Representations of real intervals.

This represents all numbers between and .

In[1]:= Interval[{-2, 5}]

Out[1]=

The square of any number between and is always between 0 and 25.

In[2]:= Interval[{-2, 5}]^2

Out[2]=

Taking the reciprocal gives two distinct intervals.

In[3]:= 1/Interval[{-2, 5}]

Out[3]=

Abs folds the intervals back together again.

In[4]:= Abs[%]

Out[4]=

You can use intervals in many kinds of functions.

In[5]:= Solve[3 x + 2 == Interval[{-2, 5}], x]

Out[5]=

Some functions automatically generate intervals.

In[6]:= Limit[Sin[1/x], x -> 0]

Out[6]=

Operations on intervals.

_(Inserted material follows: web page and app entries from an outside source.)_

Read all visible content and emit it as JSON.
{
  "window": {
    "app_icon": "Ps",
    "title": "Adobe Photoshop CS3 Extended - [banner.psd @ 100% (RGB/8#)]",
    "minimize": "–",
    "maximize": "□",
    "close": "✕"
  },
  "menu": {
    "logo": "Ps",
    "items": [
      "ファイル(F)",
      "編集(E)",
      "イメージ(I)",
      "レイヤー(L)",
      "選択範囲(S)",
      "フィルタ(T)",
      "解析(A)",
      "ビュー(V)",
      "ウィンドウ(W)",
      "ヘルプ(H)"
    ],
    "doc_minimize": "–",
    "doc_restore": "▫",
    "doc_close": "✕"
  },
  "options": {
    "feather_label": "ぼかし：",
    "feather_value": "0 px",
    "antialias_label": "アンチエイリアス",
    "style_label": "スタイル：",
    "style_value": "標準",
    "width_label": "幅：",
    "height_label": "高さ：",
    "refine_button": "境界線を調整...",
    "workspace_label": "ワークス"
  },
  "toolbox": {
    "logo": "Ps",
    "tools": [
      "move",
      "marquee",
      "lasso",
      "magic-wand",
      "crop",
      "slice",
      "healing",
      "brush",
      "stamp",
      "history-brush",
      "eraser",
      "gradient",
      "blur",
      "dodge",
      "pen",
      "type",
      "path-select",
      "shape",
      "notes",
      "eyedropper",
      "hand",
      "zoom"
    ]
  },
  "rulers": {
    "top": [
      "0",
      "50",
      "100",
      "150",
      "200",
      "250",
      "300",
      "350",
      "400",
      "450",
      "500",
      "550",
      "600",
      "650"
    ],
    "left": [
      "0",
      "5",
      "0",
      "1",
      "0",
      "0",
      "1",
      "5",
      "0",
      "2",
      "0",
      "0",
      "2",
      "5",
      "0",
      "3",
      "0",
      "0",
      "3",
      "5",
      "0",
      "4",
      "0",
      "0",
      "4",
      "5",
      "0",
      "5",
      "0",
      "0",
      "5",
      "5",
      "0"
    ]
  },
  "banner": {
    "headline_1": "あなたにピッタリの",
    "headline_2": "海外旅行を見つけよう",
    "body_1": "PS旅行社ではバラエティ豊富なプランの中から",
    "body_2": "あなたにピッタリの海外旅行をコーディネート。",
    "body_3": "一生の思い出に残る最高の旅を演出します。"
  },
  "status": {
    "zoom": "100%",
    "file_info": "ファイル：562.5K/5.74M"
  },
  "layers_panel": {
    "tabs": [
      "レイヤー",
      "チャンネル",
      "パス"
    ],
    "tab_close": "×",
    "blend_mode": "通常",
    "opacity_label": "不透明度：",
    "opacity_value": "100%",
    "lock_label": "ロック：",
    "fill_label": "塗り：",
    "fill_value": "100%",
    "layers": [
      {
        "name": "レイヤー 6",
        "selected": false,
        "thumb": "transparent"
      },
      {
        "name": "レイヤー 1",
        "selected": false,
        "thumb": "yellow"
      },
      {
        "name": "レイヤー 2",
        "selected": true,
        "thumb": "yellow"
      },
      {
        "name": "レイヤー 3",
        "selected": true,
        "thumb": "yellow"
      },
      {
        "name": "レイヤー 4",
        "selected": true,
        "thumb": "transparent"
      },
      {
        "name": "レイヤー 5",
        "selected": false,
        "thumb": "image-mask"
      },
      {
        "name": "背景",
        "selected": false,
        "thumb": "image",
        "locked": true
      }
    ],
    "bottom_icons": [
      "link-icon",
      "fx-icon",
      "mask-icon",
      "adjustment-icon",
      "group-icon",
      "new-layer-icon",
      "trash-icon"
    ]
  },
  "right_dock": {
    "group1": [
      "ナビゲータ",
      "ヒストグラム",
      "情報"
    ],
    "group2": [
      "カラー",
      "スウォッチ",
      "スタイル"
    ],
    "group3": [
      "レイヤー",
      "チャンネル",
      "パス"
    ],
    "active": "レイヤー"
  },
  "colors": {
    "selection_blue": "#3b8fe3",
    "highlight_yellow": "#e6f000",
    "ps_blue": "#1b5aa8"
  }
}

This finds the overlap of the two intervals.

In[7]:= IntervalIntersection[Interval[{3, 7}], Interval[{-2, 5}]]

Out[7]=

You can use Max and Min to find the end points of intervals.

In[8]:= Max[%]

Out[8]=

This finds out which of a list of intervals contains the point 7.

In[9]:= IntervalMemberQ[
Table[Interval[{i, i+1}], {i, 1, 20, 3}], 7]

Out[9]=

You can use intervals not only with exact quantities but also with approximate numbers. Even with machine-precision numbers, Mathematica always tries to do rounding in such a way as to preserve the validity of results.

This shows explicitly the interval treated by Mathematica as the machine-precision number 0.

In[10]:= Interval[0.]

Out[10]=

This shows the corresponding interval around 100., shifted back to zero.

In[11]:= Interval[100.] - 100

Out[11]=

The same kind of thing works with numbers of any precision.

In[12]:= Interval[N[Pi, 50]] - Pi

Out[12]=

With ordinary machine-precision arithmetic, this computation gives an incorrect result.

In[13]:= Sin[N[Pi]]

Out[13]=

The interval generated here, however, includes the correct value of 0.

In[14]:= Sin[Interval[N[Pi]]]

Out[14]=